Did you know or realize that this was still such a huge issue?
No, not until I got associated with the film because like I said I come from a family where I have always had access to a toilet, like very many other urban people. I remember going to school everyday in Bombay, and seeing people sitting in a line by the road doing their business, at that time I blamed the government, or said oh there is a lot poverty in my country. But the problem is a lot bigger than that. It actually is a mindset issue that we as a country suffer with and it’s not just about open defecation, we are just stuck to very old and outdated rituals and beliefs that we as a country need to overcome. That is exactly what this film is talking about.
How excited and proud are you that you are a part of film like this that is going to take this message out to the people?

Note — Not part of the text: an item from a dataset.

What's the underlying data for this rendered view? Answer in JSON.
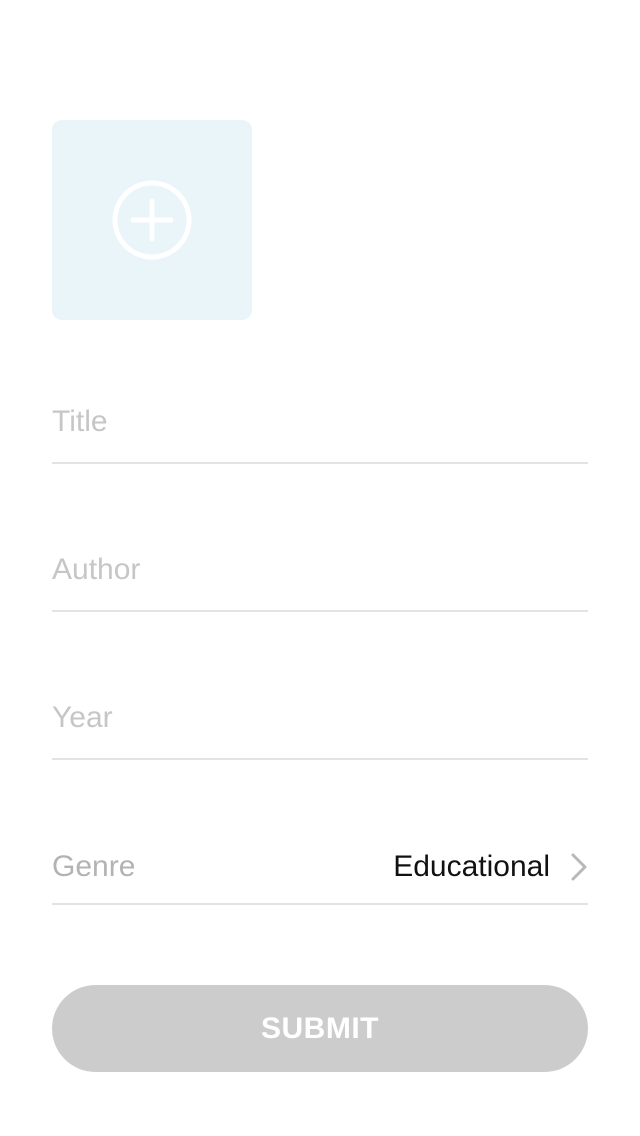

Extremely, extremely excited because I myself am a bit of a socially responsible citizen. I love my country. If I get a chance to bring even a small change through my work, I think I am extremely lucky.
Tell us about working with Akshay Kumar as a co-star.

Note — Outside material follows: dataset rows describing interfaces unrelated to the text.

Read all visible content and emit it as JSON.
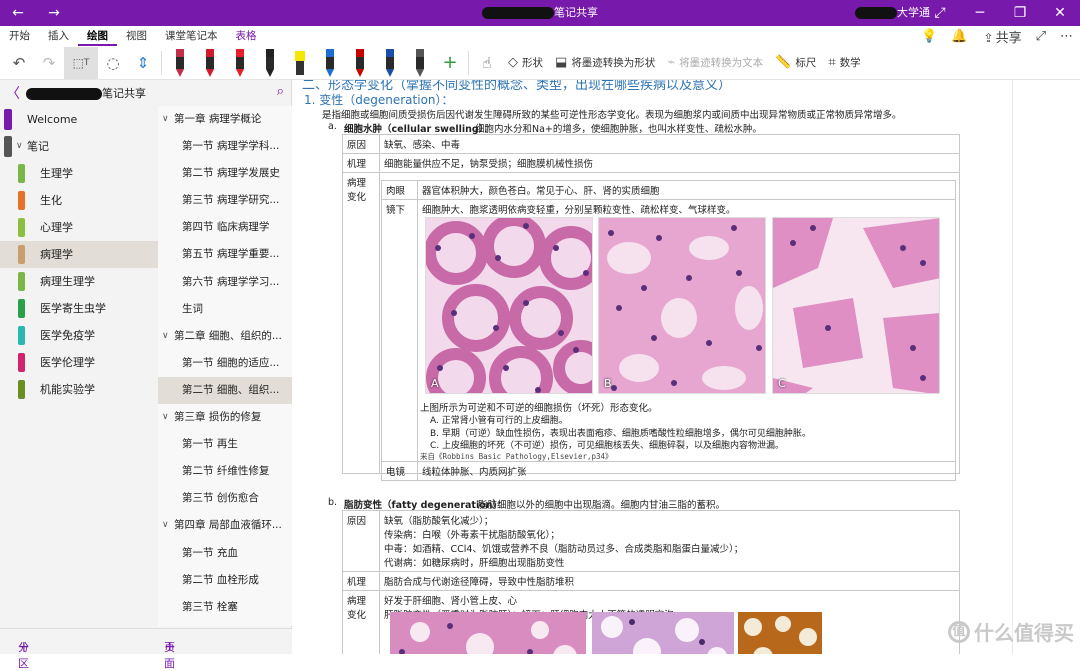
{
  "titlebar": {
    "title_suffix": "笔记共享",
    "user_suffix": "大学通",
    "back_icon": "back-arrow-icon",
    "forward_icon": "forward-arrow-icon",
    "bg_color": "#7719aa"
  },
  "menu": {
    "tabs": [
      "开始",
      "插入",
      "绘图",
      "视图",
      "课堂笔记本",
      "表格"
    ],
    "active_tab": "绘图",
    "share_label": "共享"
  },
  "toolbar": {
    "shapes_label": "形状",
    "ink_to_shape_label": "将墨迹转换为形状",
    "ink_to_text_label": "将墨迹转换为文本",
    "ruler_label": "标尺",
    "math_label": "数学",
    "pens": [
      {
        "color": "#c0304a",
        "kind": "pen"
      },
      {
        "color": "#d11a2a",
        "kind": "pen"
      },
      {
        "color": "#e8202a",
        "kind": "pen"
      },
      {
        "color": "#222222",
        "kind": "pen"
      },
      {
        "color": "#f5e800",
        "kind": "highlighter"
      },
      {
        "color": "#1a6fd1",
        "kind": "pen"
      },
      {
        "color": "#c80000",
        "kind": "pen"
      },
      {
        "color": "#1b4ea8",
        "kind": "pen"
      },
      {
        "color": "#555555",
        "kind": "pencil"
      }
    ]
  },
  "nav": {
    "notebook_suffix": "笔记共享",
    "welcome": "Welcome",
    "group_label": "笔记",
    "sections": [
      {
        "label": "生理学",
        "color": "#7ab648"
      },
      {
        "label": "生化",
        "color": "#e8712a"
      },
      {
        "label": "心理学",
        "color": "#8cbf3f"
      },
      {
        "label": "病理学",
        "color": "#c8a070"
      },
      {
        "label": "病理生理学",
        "color": "#7ab648"
      },
      {
        "label": "医学寄生虫学",
        "color": "#2aa04a"
      },
      {
        "label": "医学免疫学",
        "color": "#2bb7b0"
      },
      {
        "label": "医学伦理学",
        "color": "#d0246c"
      },
      {
        "label": "机能实验学",
        "color": "#6b8e23"
      }
    ],
    "selected_section": "病理学",
    "pages": [
      {
        "label": "第一章  病理学概论",
        "level": 0
      },
      {
        "label": "第一节  病理学学科...",
        "level": 1
      },
      {
        "label": "第二节  病理学发展史",
        "level": 1
      },
      {
        "label": "第三节  病理学研究...",
        "level": 1
      },
      {
        "label": "第四节  临床病理学",
        "level": 1
      },
      {
        "label": "第五节  病理学重要...",
        "level": 1
      },
      {
        "label": "第六节  病理学学习...",
        "level": 1
      },
      {
        "label": "生词",
        "level": 1
      },
      {
        "label": "第二章  细胞、组织的...",
        "level": 0
      },
      {
        "label": "第一节  细胞的适应...",
        "level": 1
      },
      {
        "label": "第二节  细胞、组织...",
        "level": 1
      },
      {
        "label": "第三章  损伤的修复",
        "level": 0
      },
      {
        "label": "第一节  再生",
        "level": 1
      },
      {
        "label": "第二节  纤维性修复",
        "level": 1
      },
      {
        "label": "第三节  创伤愈合",
        "level": 1
      },
      {
        "label": "第四章  局部血液循环...",
        "level": 0
      },
      {
        "label": "第一节  充血",
        "level": 1
      },
      {
        "label": "第二节  血栓形成",
        "level": 1
      },
      {
        "label": "第三节  栓塞",
        "level": 1
      }
    ],
    "selected_page_index": 10,
    "add_section": "分区",
    "add_page": "页面"
  },
  "content": {
    "heading_top": "二、形态学变化（掌握不同变性的概念、类型，出现在哪些疾病以及意义）",
    "h1": "1.  变性（degeneration）：",
    "intro": "是指细胞或细胞间质受损伤后因代谢发生障碍所致的某些可逆性形态学变化。表现为细胞浆内或间质中出现异常物质或正常物质异常增多。",
    "a_marker": "a.",
    "a_title": "细胞水肿（cellular swelling）：",
    "a_desc": "细胞内水分和Na+的增多，使细胞肿胀，也叫水样变性、疏松水肿。",
    "table_a": {
      "cause_label": "原因",
      "cause": "缺氧、感染、中毒",
      "mech_label": "机理",
      "mech": "细胞能量供应不足，钠泵受损；细胞膜机械性损伤",
      "path_label": "病理变化",
      "gross_label": "肉眼",
      "gross": "器官体积肿大，颜色苍白。常见于心、肝、肾的实质细胞",
      "micro_label": "镜下",
      "micro": "细胞肿大、胞浆透明依病变轻重，分别呈颗粒变性、疏松样变、气球样变。",
      "img_labels": [
        "A",
        "B",
        "C"
      ],
      "caption": "上图所示为可逆和不可逆的细胞损伤（坏死）形态变化。",
      "caption_a": "A. 正常肾小管有可行的上皮细胞。",
      "caption_b": "B. 早期（可逆）缺血性损伤，表现出表面疱疹、细胞质嗜酸性粒细胞增多，偶尔可见细胞肿胀。",
      "caption_c": "C. 上皮细胞的坏死（不可逆）损伤，可见细胞核丢失、细胞碎裂，以及细胞内容物泄漏。",
      "source": "来自《Robbins Basic Pathology,Elsevier,p34》",
      "em_label": "电镜",
      "em": "线粒体肿胀、内质网扩张"
    },
    "b_marker": "b.",
    "b_title": "脂肪变性（fatty degeneration）：",
    "b_desc": "脂肪细胞以外的细胞中出现脂滴。细胞内甘油三脂的蓄积。",
    "table_b": {
      "cause_label": "原因",
      "causes": [
        "缺氧（脂肪酸氧化减少）；",
        "传染病：白喉（外毒素干扰脂肪酸氧化）；",
        "中毒：如酒精、CCl4、饥饿或营养不良（脂肪动员过多、合成类脂和脂蛋白量减少）；",
        "代谢病：如糖尿病时，肝细胞出现脂肪变性"
      ],
      "mech_label": "机理",
      "mech": "脂肪合成与代谢途径障碍，导致中性脂肪堆积",
      "path_label": "病理变化",
      "path1": "好发于肝细胞、肾小管上皮、心",
      "path2": "肝脂肪变性（严重时为脂肪肝）；镜下：肝细胞内大小不等的透明空泡"
    }
  },
  "watermark": "什么值得买"
}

Outstanding! It was amazing, He is so dedicated, he is so hard working, he is so punctual. He really believes in happiness and spreading happiness. He is such a hard working actor. He is brilliant. He is a great example to have for a newcomer like me.
Did you learn anything about acting from him while doing scenes?
Oh yes, I think learned a lot of things from him during this film. As I said he is extremely hard working and when you see someone like him who has already reached a certain level, has been around 25-26 years and has done over 130 films and he is still so dedicated and passionate and his energy levels are maybe more than yours, you get really inspired.
What about working with director Shree Narayan Singh?
He was great. He knows his medium. He knows his story. He is a very, very big reason that the film has shaped up the way it has. He is just amazing. He knows the world that he is shooting. He knows this milieu. He knows this problem. He is an extremely sincere, dedicated person. I really have the utmost respect for him.
I saw on one of the behind the scenes that this happened and have always wondered, what do you do when you go completely blank on set?
You know it does happen, sometimes very often. (Laughs) Absolutely, you know, because there are so many factors and there is so much that goes into giving that one take. It is just not about you remembering your lines, it like a symphony and a synchronization of various energies that come together to get one good take so a lot of time you blank out and sometimes something technical goes wrong. It is a lot of things that go into that one take you see on screen.
What would you say about your experience as an actress so far and what do you hope for in the future?
You know I was 12 when I told my mum that this is something I am going to do. I am glad that I have been able to do it. I think it has been beautiful. I am really thankful to the fraternity, to the audiences for accepting me and for giving me opportunities to play these beautiful girls and impactful characters. I really hope I do this for the rest of my life.
Toilet: Ek Prem Katha is in cinemas on August 11th.